Laterite, rich in iron oxide, is derived from various weathered rocks under strong oxidizing and leaching conditions. It is formed in humid tropical and subtropical regions. Lateritic soils may contain clay minerals, but they are often poor in silica because they are leached by silica in the soil. The typical red soil is porous and clayey. It contains iron ferric oxide minerals, goethite, HFeO2, limestone, FeO (OH), and hematite, Fe2O3. It also contains titanium oxides and hydrated oxides of aluminum, the most common and abundant is gibbsite, Al2O3? 3H2O. The red clay rich in aluminum is a bauxite.
Lupus erythematosus is usually pisolitic (pealike). The surface is dark brown to light red, usually with slag or a rich flavor. Usually lighter colors (red, yellow and brown), which are freshly broken and freshly quarry, but are usually softer when exposed.
Laterite is not a specific parent rock, geological age, single formation method, climate itself or geographical location. It is a rock product that responds to a series of physical and chemical conditions, including iron bearing rocks, well drained terrain, rich water during weathering, relatively high oxidation potential, and continuous conditions for thousands of years.

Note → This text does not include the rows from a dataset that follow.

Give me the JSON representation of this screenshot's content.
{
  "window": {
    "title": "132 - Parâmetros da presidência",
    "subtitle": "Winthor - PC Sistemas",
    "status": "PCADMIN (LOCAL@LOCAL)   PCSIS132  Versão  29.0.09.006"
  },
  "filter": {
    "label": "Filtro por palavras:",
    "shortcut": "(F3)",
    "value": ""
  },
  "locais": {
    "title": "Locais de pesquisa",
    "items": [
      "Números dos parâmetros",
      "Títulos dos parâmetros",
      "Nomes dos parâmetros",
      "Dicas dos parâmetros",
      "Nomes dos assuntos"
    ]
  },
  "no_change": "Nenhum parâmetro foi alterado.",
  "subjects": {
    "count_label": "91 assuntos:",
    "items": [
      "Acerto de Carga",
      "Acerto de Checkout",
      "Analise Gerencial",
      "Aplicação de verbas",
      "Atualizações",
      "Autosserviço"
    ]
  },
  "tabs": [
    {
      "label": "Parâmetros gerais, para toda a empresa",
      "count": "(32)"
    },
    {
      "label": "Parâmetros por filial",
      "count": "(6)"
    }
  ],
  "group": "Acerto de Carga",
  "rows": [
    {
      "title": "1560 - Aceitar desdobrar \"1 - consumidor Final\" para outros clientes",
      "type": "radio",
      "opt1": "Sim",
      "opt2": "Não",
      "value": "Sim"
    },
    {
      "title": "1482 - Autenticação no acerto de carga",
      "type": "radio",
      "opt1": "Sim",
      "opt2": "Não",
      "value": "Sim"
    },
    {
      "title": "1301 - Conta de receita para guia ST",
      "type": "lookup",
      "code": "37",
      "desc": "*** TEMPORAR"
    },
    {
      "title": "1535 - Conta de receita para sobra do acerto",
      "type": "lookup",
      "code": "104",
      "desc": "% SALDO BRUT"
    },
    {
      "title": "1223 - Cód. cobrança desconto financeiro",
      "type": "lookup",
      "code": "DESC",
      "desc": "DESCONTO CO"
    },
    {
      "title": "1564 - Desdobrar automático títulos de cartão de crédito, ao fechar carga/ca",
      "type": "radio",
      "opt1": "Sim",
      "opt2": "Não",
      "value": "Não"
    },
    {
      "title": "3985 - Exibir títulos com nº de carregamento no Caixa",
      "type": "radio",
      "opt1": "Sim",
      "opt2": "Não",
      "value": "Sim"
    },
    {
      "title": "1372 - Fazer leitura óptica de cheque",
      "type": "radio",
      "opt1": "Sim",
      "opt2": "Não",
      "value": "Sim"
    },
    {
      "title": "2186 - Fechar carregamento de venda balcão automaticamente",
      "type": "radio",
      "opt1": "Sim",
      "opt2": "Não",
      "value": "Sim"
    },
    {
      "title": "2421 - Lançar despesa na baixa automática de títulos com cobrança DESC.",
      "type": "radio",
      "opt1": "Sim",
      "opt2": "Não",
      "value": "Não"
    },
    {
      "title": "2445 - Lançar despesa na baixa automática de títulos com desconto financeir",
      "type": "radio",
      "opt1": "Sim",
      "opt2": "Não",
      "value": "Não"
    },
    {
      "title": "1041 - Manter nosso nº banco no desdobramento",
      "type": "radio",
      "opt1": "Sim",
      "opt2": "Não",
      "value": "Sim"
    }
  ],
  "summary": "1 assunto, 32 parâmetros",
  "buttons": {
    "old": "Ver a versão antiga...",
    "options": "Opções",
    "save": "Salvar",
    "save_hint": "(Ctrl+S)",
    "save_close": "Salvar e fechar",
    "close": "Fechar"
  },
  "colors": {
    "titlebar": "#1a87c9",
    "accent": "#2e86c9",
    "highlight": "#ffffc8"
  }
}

Laterite is used as an iron ore and used as a nickel mine in Cuba.